There are lessons to be learned too. If economic terms must be employed here then the book shows us how we are ravaging nature’s ‘capital’ and ignoring the costs. If we sidestep pressures to use econometrics when writing and reading about the nature, then this book takes us inside a world that is much longer-lived than our own, one that will outlast us, the over-story that will ultimately overwrite humanity. The book’s true power is that it comes at a time of conflict and great loss, a sixth global extinction, and at a time of considerable climate change and environmental degradation. It tells us that no matter what we do, the living world will carry on with or without us. I would go so far as to say we need more books like this, that are unafraid to harness the power of the literary and the scientific, books that will make our natural world more accessible and enhance our understanding of how our biosphere works, and books that could show us that we do not rule the earth. We are the understory after all.
Header Image: Owen Perry
Additional Images: Jay Armstrong
Richard Powers is the author of twelve novels, including Orfeo (which was longlisted for the Man Booker Prize), The Echo Maker, The Time of Our Singing, Galatea 2.2 and Plowing the Dark.
He is the recipient of a MacArthur grant and the National Book Award, and has been a Pulitzer Prize and four-time NBCC finalist. He lives in the foothills of the Great Smoky Mountains.
Annie Worsley is a writer, physical geographer, crofter and Professor of Environmental Change. Her academic research focuses on human impacts and the nature and rates of change in UK coastal, peatland and urban environments, and in the mountains of Papua New Guinea. Although living remotely Annie continues to work with her research colleagues in UK universities.
Annie is a keen amateur photographer, a valued contributor to Elementum and regularly blogs and continues to write scientific articles in academic journals. Annie is currently writing a book about the life and wildlife of Red River Croft.
Annie lives in the North West Highlands of Scotland with her husband Rob, dog Dram, Shetland ponies and assorted wildlife.
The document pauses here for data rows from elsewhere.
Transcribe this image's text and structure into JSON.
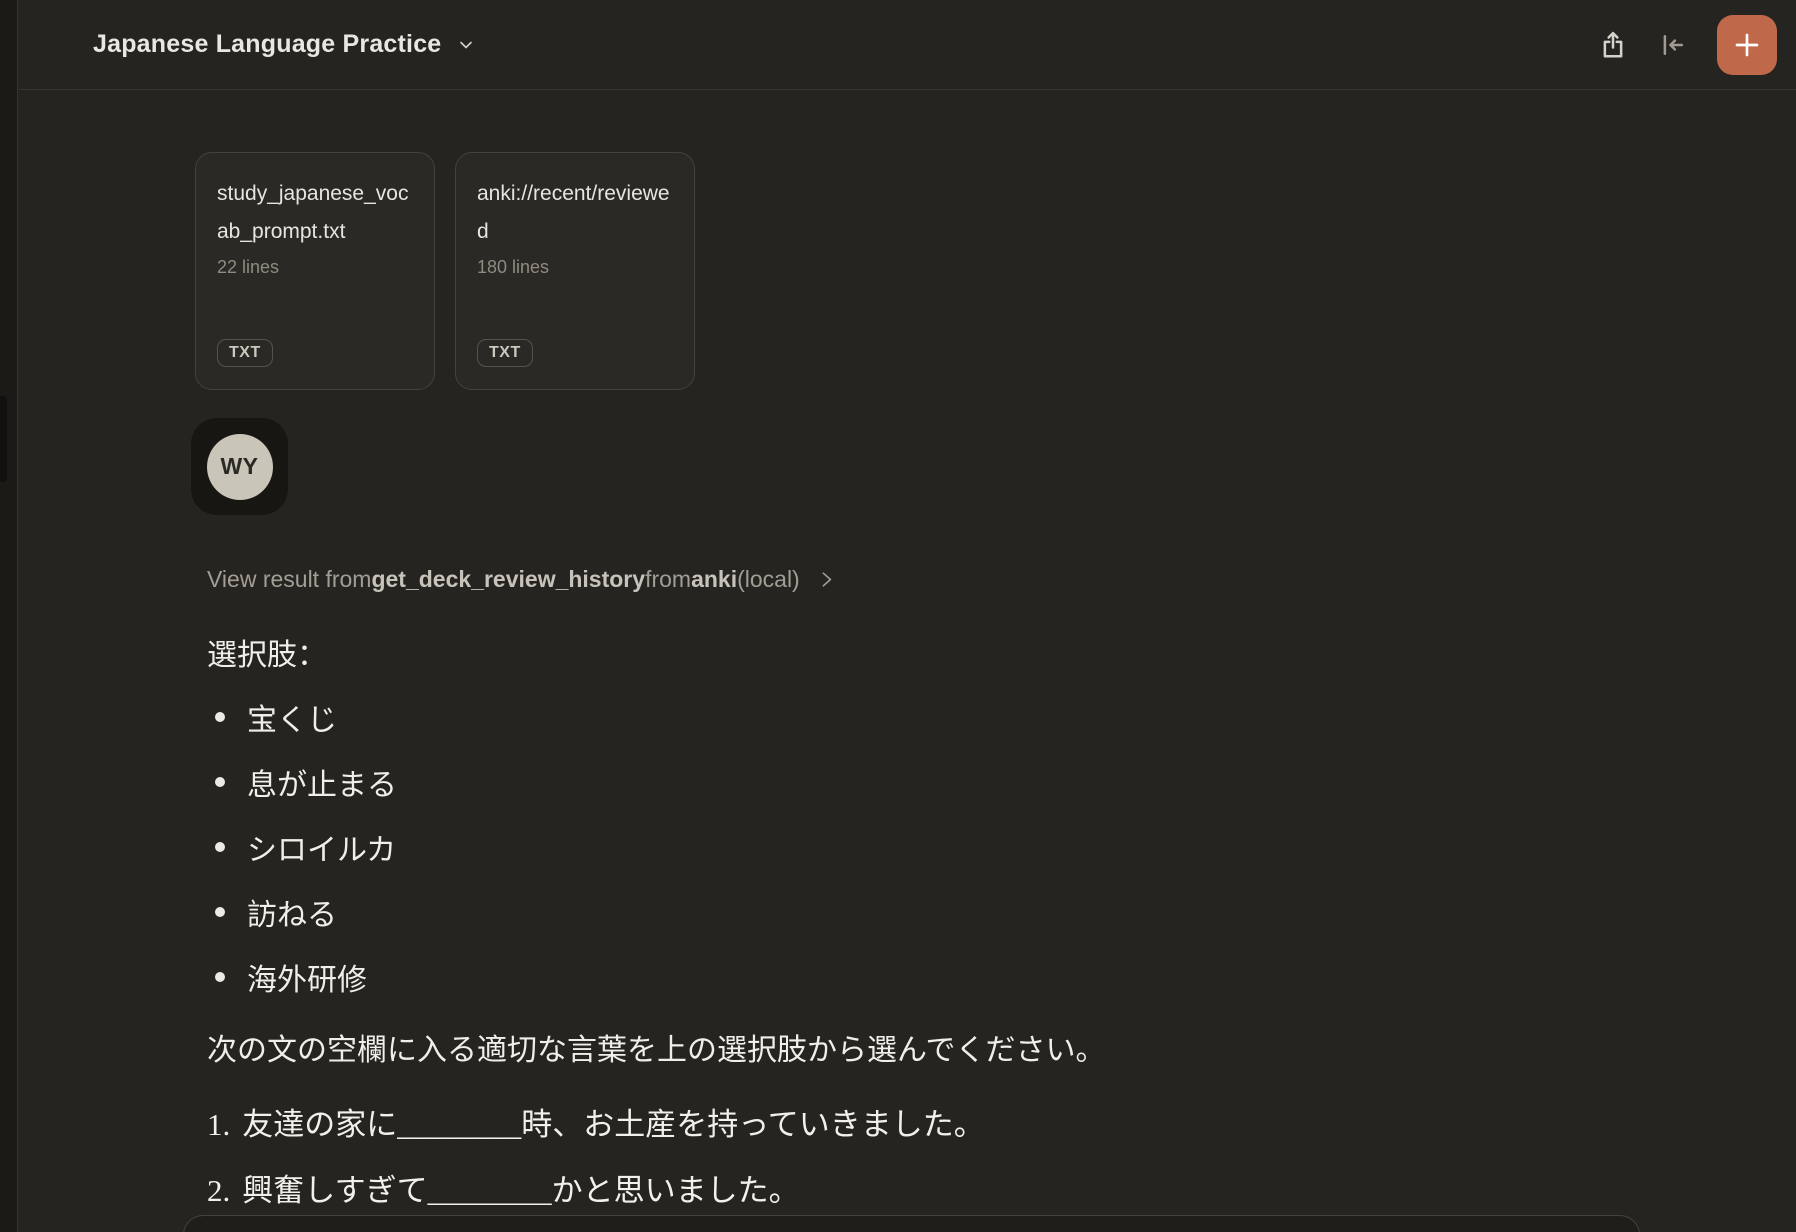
{
  "header": {
    "title": "Japanese Language Practice"
  },
  "attachments": [
    {
      "filename": "study_japanese_vocab_prompt.txt",
      "meta": "22 lines",
      "badge": "TXT"
    },
    {
      "filename": "anki://recent/reviewed",
      "meta": "180 lines",
      "badge": "TXT"
    }
  ],
  "user": {
    "avatar_initials": "WY"
  },
  "tool_result": {
    "prefix": "View result from ",
    "tool_name": "get_deck_review_history",
    "middle": " from ",
    "server_name": "anki",
    "suffix": " (local)"
  },
  "message": {
    "heading": "選択肢：",
    "options": [
      "宝くじ",
      "息が止まる",
      "シロイルカ",
      "訪ねる",
      "海外研修"
    ],
    "instruction": "次の文の空欄に入る適切な言葉を上の選択肢から選んでください。",
    "questions": [
      {
        "number": "1.",
        "text": "友達の家に________時、お土産を持っていきました。"
      },
      {
        "number": "2.",
        "text": "興奮しすぎて________かと思いました。"
      }
    ]
  },
  "colors": {
    "accent": "#c0694a",
    "background": "#262421",
    "rail": "#1c1a17"
  },
  "icons": {
    "chevron_down": "chevron-down",
    "share": "share-up-arrow-box",
    "collapse": "collapse-to-left",
    "plus": "plus",
    "chevron_right": "chevron-right"
  }
}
She is a mother of four, and now grandmother of four very small, wonderful humans.